• Exercise goal
Show all lines from the records below in which the string "title" is present.

• Recorded data
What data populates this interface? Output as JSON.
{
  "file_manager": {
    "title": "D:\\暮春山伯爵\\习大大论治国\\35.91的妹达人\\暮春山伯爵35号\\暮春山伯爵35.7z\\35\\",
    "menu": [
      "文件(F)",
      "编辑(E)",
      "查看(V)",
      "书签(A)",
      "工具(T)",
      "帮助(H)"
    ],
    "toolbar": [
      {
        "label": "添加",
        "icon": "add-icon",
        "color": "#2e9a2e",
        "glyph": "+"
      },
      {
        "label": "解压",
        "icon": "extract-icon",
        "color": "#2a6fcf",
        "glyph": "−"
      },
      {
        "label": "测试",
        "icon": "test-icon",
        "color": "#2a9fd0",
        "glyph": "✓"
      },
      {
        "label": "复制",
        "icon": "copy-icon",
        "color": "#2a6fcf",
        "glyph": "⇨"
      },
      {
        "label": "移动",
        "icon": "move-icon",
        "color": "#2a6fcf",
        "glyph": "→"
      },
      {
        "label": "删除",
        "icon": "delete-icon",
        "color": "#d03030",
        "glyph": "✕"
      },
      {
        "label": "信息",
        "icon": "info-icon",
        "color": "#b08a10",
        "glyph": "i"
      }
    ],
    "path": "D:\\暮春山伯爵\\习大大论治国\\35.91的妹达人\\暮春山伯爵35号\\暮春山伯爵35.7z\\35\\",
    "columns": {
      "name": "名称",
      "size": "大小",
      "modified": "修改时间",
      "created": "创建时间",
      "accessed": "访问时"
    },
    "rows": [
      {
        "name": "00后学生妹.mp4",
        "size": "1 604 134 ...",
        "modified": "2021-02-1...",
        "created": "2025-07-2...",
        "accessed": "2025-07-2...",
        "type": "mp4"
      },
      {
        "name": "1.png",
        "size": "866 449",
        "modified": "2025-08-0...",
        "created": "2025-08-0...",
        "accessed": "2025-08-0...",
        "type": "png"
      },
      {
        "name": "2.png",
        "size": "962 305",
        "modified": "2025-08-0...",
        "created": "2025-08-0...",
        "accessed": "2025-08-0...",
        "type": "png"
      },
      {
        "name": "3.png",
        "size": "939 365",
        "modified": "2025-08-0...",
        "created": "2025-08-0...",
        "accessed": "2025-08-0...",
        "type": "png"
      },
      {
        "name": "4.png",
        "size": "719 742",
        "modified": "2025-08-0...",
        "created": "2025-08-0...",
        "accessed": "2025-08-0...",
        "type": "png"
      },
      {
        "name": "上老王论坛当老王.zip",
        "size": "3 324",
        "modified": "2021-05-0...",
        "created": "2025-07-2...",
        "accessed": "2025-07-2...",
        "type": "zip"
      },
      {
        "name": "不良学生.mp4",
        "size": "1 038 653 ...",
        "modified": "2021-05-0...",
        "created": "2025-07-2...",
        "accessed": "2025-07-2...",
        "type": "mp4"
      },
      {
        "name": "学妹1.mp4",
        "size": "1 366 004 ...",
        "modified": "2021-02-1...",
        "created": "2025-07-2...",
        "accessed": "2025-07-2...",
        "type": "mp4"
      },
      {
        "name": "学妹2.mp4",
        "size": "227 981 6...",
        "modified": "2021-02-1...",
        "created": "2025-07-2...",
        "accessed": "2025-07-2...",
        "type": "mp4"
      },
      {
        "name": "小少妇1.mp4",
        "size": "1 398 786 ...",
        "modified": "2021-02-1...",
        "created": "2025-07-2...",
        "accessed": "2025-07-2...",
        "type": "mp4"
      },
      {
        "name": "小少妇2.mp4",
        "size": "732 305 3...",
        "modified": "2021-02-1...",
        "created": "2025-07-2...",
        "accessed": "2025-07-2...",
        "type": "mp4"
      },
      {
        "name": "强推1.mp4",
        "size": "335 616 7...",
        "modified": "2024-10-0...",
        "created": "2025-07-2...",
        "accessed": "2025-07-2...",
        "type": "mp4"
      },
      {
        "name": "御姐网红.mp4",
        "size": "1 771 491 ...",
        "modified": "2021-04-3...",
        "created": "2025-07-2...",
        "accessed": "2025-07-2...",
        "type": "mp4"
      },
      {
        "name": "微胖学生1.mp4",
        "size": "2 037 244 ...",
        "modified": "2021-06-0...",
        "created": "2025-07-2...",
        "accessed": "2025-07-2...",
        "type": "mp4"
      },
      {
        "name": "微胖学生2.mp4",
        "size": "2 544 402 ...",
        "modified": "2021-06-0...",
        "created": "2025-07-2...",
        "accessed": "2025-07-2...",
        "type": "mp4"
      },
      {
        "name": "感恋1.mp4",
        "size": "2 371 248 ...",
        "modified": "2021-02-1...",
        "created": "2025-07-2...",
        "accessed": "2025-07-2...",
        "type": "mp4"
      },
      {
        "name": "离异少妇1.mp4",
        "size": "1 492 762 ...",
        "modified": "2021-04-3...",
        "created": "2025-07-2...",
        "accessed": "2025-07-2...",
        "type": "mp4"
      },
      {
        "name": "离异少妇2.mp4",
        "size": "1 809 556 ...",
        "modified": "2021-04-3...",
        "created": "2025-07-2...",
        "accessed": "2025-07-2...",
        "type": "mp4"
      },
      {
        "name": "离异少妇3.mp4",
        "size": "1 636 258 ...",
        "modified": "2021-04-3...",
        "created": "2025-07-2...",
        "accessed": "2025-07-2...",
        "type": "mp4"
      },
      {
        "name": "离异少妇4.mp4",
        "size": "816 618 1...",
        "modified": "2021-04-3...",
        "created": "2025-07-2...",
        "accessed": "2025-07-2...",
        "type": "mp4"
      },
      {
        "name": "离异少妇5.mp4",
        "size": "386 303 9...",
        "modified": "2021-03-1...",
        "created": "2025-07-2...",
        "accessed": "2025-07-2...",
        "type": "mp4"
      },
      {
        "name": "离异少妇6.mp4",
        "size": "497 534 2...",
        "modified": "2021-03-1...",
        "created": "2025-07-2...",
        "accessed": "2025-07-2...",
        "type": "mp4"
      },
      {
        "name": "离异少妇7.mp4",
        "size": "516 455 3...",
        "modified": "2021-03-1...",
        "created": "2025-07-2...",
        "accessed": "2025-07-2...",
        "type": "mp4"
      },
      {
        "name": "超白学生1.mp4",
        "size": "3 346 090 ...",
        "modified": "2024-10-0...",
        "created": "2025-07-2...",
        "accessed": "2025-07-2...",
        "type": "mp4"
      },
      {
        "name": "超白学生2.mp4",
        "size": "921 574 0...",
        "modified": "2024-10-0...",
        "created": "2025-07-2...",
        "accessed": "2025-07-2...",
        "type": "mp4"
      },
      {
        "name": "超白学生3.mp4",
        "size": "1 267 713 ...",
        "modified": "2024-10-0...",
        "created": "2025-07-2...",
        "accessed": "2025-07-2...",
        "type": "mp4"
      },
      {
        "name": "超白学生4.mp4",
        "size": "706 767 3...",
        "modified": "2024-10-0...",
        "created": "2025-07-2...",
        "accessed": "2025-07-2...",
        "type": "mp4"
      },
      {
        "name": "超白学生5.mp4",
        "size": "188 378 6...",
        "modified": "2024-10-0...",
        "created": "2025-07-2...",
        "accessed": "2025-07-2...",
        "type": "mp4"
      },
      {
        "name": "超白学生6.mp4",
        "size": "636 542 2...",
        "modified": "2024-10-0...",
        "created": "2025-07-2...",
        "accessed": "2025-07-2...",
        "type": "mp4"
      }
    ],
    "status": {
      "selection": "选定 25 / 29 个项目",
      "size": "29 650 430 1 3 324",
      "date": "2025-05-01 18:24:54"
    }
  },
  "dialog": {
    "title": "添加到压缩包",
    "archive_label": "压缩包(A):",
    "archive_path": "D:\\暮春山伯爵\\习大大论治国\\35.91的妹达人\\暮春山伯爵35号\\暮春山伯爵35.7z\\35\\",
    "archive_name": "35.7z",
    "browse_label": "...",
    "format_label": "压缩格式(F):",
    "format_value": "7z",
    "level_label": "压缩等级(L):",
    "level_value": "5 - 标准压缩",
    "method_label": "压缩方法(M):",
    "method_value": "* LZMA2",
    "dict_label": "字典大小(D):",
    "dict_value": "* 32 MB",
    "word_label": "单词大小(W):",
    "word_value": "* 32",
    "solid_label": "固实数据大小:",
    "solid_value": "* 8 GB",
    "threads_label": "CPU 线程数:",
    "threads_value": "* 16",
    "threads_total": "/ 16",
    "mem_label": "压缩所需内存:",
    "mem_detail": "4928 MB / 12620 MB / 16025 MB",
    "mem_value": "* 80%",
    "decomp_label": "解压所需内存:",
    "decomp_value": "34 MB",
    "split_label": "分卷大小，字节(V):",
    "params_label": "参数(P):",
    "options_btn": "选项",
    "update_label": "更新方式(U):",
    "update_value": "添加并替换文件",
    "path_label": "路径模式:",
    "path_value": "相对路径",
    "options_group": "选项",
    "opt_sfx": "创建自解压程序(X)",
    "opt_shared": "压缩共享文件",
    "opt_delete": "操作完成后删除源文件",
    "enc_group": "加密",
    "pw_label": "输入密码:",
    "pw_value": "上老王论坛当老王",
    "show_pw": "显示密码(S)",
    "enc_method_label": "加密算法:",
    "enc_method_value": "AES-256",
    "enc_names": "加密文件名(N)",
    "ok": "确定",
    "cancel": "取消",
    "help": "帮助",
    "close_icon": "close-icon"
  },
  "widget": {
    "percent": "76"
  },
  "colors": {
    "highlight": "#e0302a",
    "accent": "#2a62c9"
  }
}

• Reply to the exercise
    "title": "D:\\暮春山伯爵\\习大大论治国\\35.91的妹达人\\暮春山伯爵35号\\暮春山伯爵35.7z\\35\\",
    "title": "添加到压缩包",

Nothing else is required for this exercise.